No fatalities were reported.
Preliminary reports indicate that at least one of the Kansas tornadoes was a half-mile wide. White said crews were working to determine how many tornadoes touched down, their strength and how long they were on the ground.
Besides damaged homes, White says U.S. 50 was temporarily closed because a tractor-trailer was toppled in the storm. He said a large propane tank tipped over and leaked near Dodge City, where 3-inch hail also was reported.
In Sedgwick County, 2.13 inches of rain fell at Wichita Eisenhower National Airport overnight, according to Scott Smith, a meteorologist at the National Weather Service. “That’s not a record or anything,” Smith said. “It falls into normal parameters.”
There has been 13.37 inches of rain this year, which is 2.65 inches above normal, he said.
But the month of May, even after Tuesday night’s storm, hasn’t been that wet, Smith said. It’s rained a little less than 6 inches so far, which does not even crack the top 25 all-time rainfall records. Last year it rained 11.77 inches in May, good for second all time.
There is a flood warning for southern portions of Sedgwick County and Sumner County, which expired at 9 a.m. Smith said, if no further flooding is reported. Another portion of eastern Sedgwick County and Butler County has a flood warning until 12:30 p.m.
“Generally all that is, is there might be some streets closed because of water over the road and that is pretty typical of downtown Wichita,” Smith said. “When a storm goes over Wichita you have nothing but concrete everywhere so you get flooding.”
An accident on the Kansas Turnpike near K-15 closed a lane early in the morning according to the Kansas Turnpike Authority, but it wasn’t related to flooding.
In Oklahoma, the drowning happened early Wednesday when a vehicle was swept into a drainage culvert near Davenport, about 50 miles northeast of Oklahoma City, the highway patrol said. The National Weather Service said 3 to 6 inches of rain fell in parts of Oklahoma, and that a flood warning was in effect through Wednesday afternoon.
In Arkansas, the boy who fell into a storm drain wasn’t seriously hurt. Police Cpl. Jason Chester tells television station KAIT that the boy said he clung to a pole. He was rescued after two officers heard his cries for help and pulled him to safety.
Elsewhere, several structures were damaged when a “probable” tornado touched down in northeast Oklahoma, near Bristow, according to the weather service. The Oklahoma Highway Patrol said no one was injured.
In Michigan’s Upper Peninsula, two weak tornadoes snapped pine trees, the National Weather Service said. No injuries were reported. The agency said the first tornado was detected near Republic, Michigan, on Tuesday afternoon and the second a short time later nearby.
In Colorado, several tornadoes were reported Tuesday but the most serious damage appears to have been caused by hail.

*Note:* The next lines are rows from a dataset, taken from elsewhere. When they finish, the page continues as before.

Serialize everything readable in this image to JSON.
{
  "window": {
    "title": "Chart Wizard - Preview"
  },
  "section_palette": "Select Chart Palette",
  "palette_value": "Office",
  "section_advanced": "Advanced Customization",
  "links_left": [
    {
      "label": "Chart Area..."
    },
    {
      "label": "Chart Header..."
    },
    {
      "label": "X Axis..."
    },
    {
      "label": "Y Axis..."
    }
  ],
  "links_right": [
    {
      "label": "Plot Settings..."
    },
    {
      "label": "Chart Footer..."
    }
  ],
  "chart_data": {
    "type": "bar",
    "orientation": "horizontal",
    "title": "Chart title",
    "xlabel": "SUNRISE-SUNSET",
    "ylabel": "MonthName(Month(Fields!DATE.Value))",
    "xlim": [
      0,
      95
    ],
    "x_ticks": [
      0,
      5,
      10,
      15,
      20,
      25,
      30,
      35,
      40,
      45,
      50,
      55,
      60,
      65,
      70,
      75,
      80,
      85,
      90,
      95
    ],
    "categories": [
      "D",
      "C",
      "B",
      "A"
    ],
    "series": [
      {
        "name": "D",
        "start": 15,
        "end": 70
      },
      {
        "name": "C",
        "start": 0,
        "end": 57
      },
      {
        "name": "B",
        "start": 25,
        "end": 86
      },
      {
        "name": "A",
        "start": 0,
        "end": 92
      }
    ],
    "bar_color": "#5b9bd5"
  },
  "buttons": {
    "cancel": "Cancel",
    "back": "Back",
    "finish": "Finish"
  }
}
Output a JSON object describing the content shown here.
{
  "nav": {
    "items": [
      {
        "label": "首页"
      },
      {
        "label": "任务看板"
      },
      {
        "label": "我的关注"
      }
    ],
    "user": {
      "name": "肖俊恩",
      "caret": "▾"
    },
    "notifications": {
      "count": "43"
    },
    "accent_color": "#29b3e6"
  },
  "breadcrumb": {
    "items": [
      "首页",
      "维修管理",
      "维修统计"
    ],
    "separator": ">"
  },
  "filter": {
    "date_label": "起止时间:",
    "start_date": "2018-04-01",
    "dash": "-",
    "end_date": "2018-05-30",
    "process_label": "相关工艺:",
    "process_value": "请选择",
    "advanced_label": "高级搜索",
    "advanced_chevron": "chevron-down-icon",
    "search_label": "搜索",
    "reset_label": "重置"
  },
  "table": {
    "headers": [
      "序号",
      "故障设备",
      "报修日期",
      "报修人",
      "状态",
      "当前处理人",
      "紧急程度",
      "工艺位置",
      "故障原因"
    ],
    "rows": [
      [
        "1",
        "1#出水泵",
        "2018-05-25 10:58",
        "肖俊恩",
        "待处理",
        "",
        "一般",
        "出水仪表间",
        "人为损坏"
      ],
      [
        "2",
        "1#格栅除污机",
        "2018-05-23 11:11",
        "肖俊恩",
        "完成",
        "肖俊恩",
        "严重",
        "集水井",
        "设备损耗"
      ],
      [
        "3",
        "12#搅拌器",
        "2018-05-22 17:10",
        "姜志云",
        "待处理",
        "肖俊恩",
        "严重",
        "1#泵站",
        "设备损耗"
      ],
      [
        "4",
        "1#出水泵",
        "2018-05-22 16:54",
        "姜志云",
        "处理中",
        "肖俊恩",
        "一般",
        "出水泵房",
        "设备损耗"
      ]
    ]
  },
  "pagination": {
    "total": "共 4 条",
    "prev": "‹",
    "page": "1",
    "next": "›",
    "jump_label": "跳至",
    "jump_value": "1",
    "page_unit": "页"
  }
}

The National Weather Service reported hail caused extensive damage to buildings and vehicles near Platner and Otis in Washington County on the Eastern Plains. Tornadoes knocked power poles down in Adams County, while smaller hail piled up like snow in some parts of the Denver area.
Tornado warnings also were issued the Texas Panhandle, and the Storm Prediction Center in Norman, Oklahoma, said storms can be expected throughout the week in the Great Plains.
Contributing: Oliver Morrison of The Eagle